Photo by: Shane Durrance



My final and favorite reason to fish offshore during the spawn is to avoid fishing pressure. During the fall, winter and summer it seems that anglers spread out all over the lake targeting various depths in the water column. In the spring however, anglers often flock to the bank targeting spawning fish using a variety of traditional tactics. While this is undoubtably a fantastic way to fish this time of year, I tend to prefer getting away from the crowds. Not only does fishing offshore during the spawn separate you from other fisherman, but it also allows you to get on unique bites other anglers aren’t capitalizing on. One of my favorite offshore spawning bites to target is offshore stump fishing.

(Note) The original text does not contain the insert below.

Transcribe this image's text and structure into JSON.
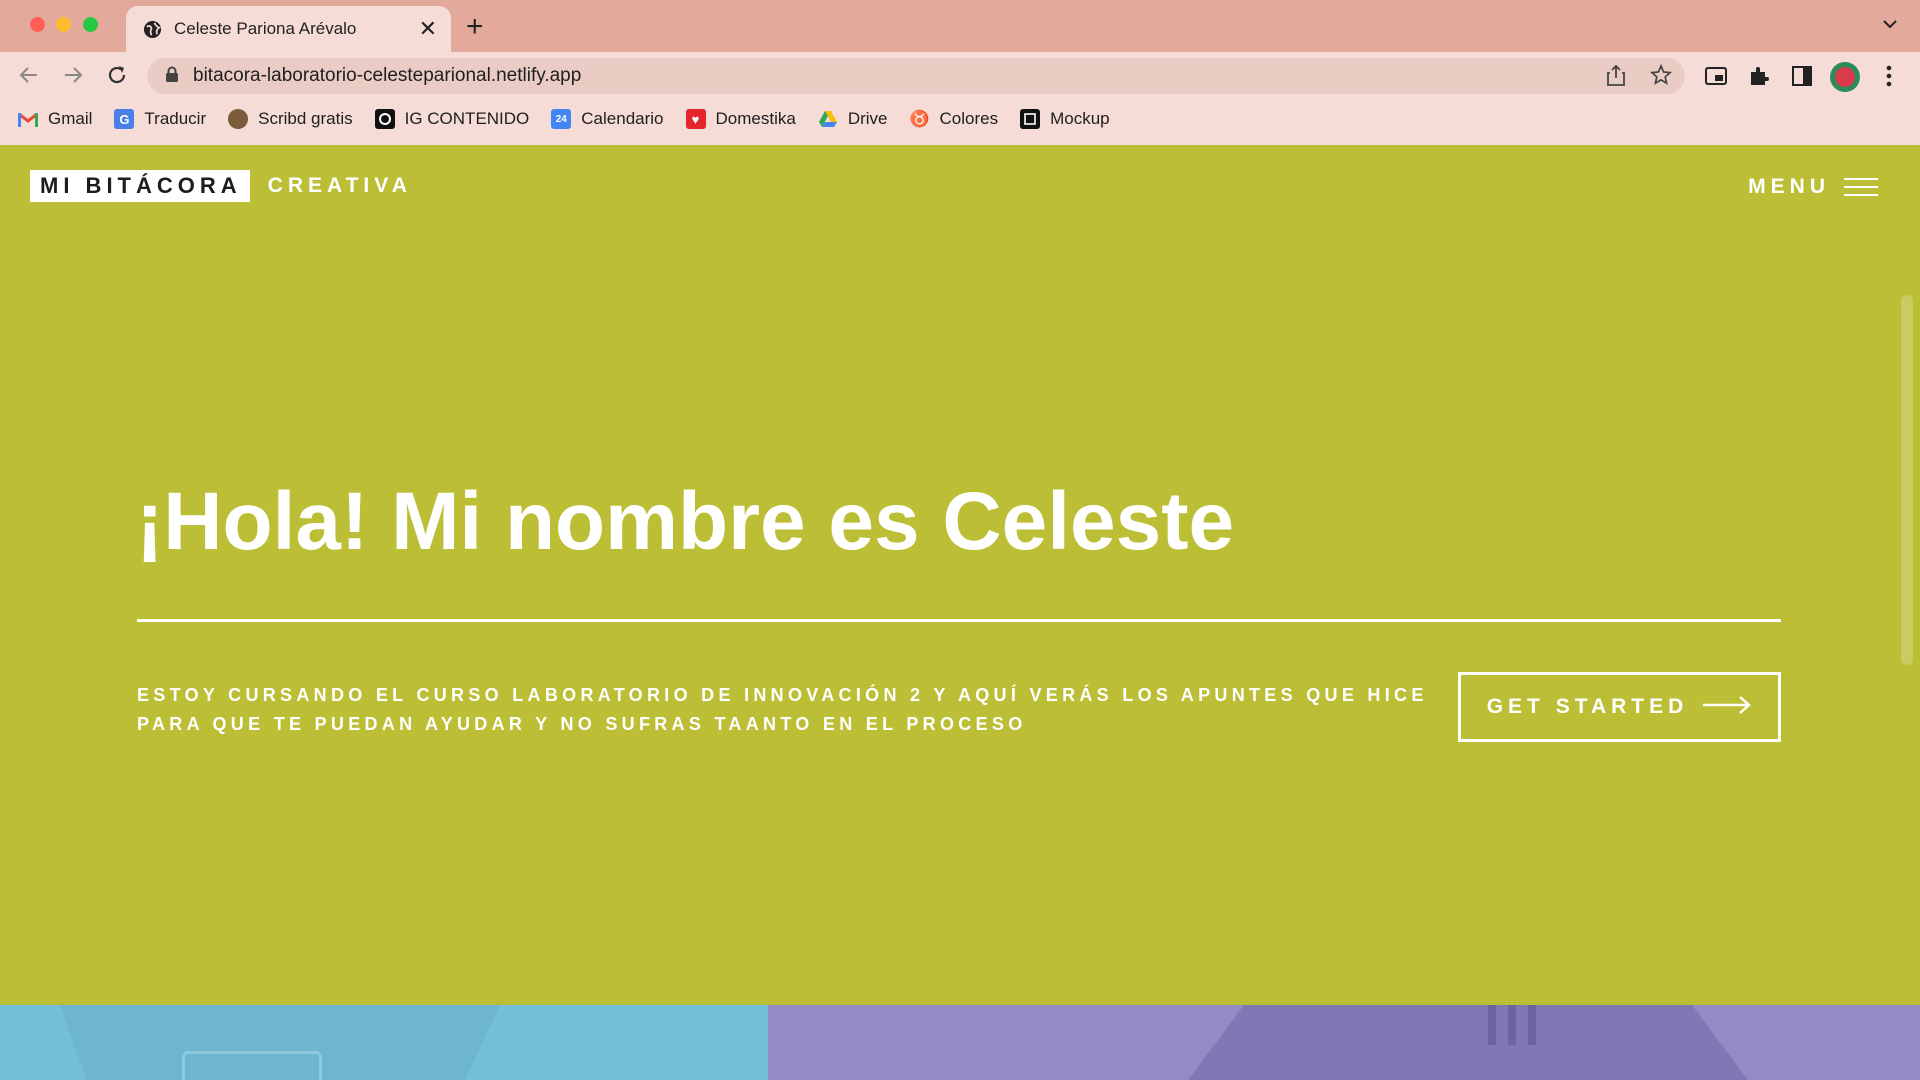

Bass will often roam flats looking for stumps and other hard cover to lay their eggs. This type of cover isn’t visible with the naked eye, however it can still lead to some fantastic days of fishing. I’ll often start using side scan to graph these flats looking for hard bottom and cover for fish to spawn on. Once I’ve located a plethora of cover I’ll go through using forward facing sonar to catch individual fish using this cover to spawn. Ive caught all three species of bass practicing this technique, and its truly a great way to put together a quality limit of bass. Some of my favorite baits for this technique include a Strike King Filler Worm rigged on a drop shot, as well as a Neko rigged Yamamoto Senko.

Fishing deep during the spawn may seem counter intuitive at first, however you’ll quickly learn there’s still plenty of fish to be caught offshore this time of year. Paying attention to things such as water level, changing weather conditions and fishing pressure are all great indictors on when to move off the bank. If you’re looking to expand your spring fishing skillset, don’t be afraid to check deeper water when the right conditions present themselves.